- Providing keywords - 'style'
- Aspect ratio
- Passing an image as a prompt as a URL
- Applying weights to the image prompts
- Weights to the word prompts
- Filtering out words
In a nutshell, your choice of keywords affects your style, and you can specify what type of style you want. A broad classification of style types is shown in the figure below.
Style — keyword
Providing a set of supporting prompt keywords associated with "styles" can create different outputs based on what kind of style you opt to choose. Here are some of the keywords and sub-types based on the art form/design/artist/genre you might want to choose as styles:
Image generated by Midjourney, prompts from author
- Using artist name as style
You can also specify the artist as your style output. Some samples to the same prompt are shown below.
/imagine horse galloping at sunset painting Andy Warhol style
Image generated by Midjourney, artist as style, prompts by author
- Using the rendering/lighting properties as style
Image generated by Midjourney, prompt experiments by author (prompt text: "fantasy castle")
Stylize the output
You can add the setting
--s <some number> (denoting style). The following images are from the same prompts — with low and high stylize option.
/imagine firefighters --s 6000
Image created by Midjourney, prompt: firefighters
Chaos — Increase the abstraction
Takes a number from 0 to 100 to increase or decrease the level of abstraction in the subject.
/imagine Eiffel tower --chaos 60
Image generated by Midjourney, prompt: Eiffel Tower
To specify the output resolution, you can use some of the usual keywords like 8K, 4K, photorealistic, ultra photoreal, ultra detailed, intricate details, etc. Or you can go with the standard settings for predictable outputs
hd and quality/--q are two such settings.
/imagine red rose flower --hd
/imagine red rose flower --quality 5
You can specify what. The default output is a square image (1:1 aspect ratio). But if you want a more cinematic view — or you just want to make a wallpaper for your laptop, you can change the aspect ratio.
/imagine jasmine in the wild flower --ar 4:3
If you want to specify a custom image size, use the following example.
/imagine jasmine in the wild flower --w 600 --h 300

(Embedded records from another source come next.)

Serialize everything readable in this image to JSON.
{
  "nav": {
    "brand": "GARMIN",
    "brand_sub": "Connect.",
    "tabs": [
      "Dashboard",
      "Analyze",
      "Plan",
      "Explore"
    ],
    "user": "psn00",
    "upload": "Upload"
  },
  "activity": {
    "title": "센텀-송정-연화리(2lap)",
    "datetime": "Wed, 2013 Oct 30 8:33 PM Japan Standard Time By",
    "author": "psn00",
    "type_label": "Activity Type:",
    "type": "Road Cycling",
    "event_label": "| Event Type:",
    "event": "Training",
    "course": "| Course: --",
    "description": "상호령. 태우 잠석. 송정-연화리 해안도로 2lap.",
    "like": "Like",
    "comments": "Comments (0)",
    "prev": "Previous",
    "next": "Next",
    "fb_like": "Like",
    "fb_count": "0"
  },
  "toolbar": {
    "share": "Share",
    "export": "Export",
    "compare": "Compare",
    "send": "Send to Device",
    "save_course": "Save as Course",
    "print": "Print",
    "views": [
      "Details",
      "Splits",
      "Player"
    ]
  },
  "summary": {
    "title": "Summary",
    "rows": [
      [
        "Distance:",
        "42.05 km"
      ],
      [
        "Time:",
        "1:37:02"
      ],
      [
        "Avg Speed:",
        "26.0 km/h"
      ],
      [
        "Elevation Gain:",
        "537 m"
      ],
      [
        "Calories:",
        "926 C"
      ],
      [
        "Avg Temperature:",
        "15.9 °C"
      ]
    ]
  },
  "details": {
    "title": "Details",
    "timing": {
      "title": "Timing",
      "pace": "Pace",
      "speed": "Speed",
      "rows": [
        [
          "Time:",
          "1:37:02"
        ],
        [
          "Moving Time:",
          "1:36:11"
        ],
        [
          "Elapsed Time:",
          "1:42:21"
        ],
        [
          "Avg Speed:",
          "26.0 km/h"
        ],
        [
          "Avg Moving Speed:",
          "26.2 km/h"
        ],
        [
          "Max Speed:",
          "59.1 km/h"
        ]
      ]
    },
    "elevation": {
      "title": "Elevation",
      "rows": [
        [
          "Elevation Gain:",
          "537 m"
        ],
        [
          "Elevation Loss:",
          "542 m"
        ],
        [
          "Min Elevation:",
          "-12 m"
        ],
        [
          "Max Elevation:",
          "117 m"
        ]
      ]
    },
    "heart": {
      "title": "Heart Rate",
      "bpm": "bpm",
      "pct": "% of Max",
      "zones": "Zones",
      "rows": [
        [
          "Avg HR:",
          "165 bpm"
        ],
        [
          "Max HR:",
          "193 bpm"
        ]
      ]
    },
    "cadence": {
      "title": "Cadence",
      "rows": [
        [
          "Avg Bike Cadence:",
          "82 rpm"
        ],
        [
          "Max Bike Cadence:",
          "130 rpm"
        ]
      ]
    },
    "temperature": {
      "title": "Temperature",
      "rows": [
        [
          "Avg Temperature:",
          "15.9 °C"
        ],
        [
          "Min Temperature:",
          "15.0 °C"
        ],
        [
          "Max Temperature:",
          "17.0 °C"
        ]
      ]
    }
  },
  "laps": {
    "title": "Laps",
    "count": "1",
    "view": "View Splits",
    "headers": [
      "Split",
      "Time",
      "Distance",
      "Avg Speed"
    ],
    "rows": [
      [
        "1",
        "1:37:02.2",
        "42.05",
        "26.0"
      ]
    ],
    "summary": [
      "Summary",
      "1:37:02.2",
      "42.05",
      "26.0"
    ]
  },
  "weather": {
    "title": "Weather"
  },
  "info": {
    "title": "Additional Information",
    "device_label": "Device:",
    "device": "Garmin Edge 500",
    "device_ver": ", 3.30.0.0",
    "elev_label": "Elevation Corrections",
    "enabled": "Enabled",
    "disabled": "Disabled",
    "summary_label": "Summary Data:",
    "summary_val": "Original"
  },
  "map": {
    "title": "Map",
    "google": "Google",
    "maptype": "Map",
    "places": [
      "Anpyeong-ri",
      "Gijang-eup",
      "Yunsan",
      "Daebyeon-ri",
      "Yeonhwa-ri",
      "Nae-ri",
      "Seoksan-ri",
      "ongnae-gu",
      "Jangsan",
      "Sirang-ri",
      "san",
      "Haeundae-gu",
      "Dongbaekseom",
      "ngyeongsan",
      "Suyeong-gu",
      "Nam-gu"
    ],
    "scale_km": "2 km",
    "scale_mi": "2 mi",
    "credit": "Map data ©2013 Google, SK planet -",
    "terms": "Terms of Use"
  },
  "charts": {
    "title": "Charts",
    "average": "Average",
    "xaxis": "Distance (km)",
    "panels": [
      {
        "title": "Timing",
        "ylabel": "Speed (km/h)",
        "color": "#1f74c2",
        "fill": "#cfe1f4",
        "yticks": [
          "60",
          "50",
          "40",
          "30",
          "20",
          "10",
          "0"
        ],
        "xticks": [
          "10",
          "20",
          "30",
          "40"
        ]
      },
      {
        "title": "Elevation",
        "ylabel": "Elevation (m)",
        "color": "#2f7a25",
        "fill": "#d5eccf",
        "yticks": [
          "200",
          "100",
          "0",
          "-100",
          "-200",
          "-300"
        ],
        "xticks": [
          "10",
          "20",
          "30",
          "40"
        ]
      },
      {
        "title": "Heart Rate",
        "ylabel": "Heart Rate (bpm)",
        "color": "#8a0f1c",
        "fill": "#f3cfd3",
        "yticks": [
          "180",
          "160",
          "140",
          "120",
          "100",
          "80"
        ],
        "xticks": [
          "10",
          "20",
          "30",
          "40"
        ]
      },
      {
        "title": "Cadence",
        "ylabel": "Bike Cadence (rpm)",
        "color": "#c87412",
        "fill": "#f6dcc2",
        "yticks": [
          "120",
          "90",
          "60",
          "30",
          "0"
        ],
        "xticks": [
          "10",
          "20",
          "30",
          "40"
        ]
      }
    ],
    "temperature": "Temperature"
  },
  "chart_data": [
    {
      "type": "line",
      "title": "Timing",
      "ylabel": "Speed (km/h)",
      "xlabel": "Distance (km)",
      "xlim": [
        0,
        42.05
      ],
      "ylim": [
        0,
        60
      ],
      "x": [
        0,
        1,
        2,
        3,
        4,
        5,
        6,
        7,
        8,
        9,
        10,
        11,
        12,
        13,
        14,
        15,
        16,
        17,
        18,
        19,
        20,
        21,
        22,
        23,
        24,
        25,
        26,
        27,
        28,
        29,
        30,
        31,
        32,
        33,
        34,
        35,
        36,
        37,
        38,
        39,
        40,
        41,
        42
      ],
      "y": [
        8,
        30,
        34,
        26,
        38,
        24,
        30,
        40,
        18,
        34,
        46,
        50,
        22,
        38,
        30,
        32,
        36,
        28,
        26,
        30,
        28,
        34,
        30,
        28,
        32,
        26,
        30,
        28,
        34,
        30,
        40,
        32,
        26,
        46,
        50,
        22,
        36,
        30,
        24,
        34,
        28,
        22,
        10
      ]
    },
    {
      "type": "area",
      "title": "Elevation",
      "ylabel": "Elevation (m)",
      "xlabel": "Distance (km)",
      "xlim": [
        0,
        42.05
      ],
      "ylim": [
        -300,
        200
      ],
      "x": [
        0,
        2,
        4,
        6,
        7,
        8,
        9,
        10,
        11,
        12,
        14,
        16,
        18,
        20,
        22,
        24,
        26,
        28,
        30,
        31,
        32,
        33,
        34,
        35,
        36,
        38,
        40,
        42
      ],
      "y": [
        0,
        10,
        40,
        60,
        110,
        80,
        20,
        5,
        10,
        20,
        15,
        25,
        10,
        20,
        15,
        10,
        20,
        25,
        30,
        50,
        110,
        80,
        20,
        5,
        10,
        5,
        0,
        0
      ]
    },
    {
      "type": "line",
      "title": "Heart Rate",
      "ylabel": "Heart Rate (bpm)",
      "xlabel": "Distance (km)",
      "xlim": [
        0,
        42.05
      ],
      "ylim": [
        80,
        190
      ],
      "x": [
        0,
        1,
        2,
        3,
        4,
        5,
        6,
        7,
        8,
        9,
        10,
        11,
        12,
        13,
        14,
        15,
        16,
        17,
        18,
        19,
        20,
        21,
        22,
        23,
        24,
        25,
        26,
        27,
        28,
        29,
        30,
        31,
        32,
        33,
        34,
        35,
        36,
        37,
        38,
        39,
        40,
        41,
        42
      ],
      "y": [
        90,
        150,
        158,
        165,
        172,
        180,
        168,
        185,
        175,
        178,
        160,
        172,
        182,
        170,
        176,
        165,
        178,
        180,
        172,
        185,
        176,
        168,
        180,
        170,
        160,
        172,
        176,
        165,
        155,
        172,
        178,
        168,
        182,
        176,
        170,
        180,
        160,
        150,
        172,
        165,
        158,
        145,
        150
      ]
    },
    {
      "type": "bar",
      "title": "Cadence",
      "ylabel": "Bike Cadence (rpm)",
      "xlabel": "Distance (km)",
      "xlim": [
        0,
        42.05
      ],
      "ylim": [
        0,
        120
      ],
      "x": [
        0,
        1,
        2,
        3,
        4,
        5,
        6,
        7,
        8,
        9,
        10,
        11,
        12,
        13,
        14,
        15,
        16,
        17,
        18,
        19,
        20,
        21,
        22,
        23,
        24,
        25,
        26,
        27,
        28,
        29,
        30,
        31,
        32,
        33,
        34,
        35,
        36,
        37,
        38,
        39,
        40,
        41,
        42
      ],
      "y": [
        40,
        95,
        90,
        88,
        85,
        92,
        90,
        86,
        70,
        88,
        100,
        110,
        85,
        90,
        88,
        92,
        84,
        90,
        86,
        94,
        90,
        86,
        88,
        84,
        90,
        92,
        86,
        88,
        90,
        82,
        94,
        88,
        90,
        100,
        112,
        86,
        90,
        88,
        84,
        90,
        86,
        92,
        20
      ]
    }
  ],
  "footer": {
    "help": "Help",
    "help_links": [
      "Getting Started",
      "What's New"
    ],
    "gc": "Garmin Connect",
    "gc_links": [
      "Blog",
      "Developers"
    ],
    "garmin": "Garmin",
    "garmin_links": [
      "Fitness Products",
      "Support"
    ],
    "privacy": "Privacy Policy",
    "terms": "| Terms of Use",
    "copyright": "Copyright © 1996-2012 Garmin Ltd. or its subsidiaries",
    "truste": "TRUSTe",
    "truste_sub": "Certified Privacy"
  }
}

You cannot specify your custom aspect ratios — but can specify some of the standard ratios and some non-standard too! (Here are some examples)
Image generated by Midjourney, text prompt: "jasmine in the wild", tested by author
Image as a prompt
If you want to get some outputs similar to an image style (when you want to get consistent outputs) across multiple images, pass a URL of the image.
/imagine <http://www.imgur.com/Im3424.jpg> box full of chocolates
The image generated will take cues from both the seed image (from the URL you passed) and also the text prompts.
You can give multiple images as prompts.
You can specify weights to the images (see the next point).
Weights to Image prompt
If you want your output to be looking more like your prompt image (see the previous point), give a higher weightage to that image (
keyword: --iw <number>).
/imagine <http://www.imgur.com/ks34f24.jpg> chocolates --iw:4
Weights to text prompt
/imagine wild animals tiger::2 zebra::4 lions::1.5
Filtering out words from your image
--no keyword to discard any unwanted subjects popping in your.
/imagine KFC fried chicken --no sauce
Finally, some interesting keywords you can try to use
- Sony Alpha α7, ISO1900, Leica M, = to specify any lens type or camera type
- Photorealistic, ultra photoreal, ultra detailed, intricate details = to specify some possible details and a realistic look and less of artistic
- Unreal = to specify an unreal engine feel
- Volumetric light, cinematic lighting = to specify some lighting conditions
We discussed ways to have some control over the type of images produced during mid-journey experiments. However, there is still a lot of room for experimentation and imagination. Best of luck as you try out different prompts and have fun with your creations.
Oppenlaender, J. (2022). The Creativity of Text-to-Image Generation. University of Jyväskylä, Finland. Retrieved from https://arxiv.org/pdf/2206.02904.pdf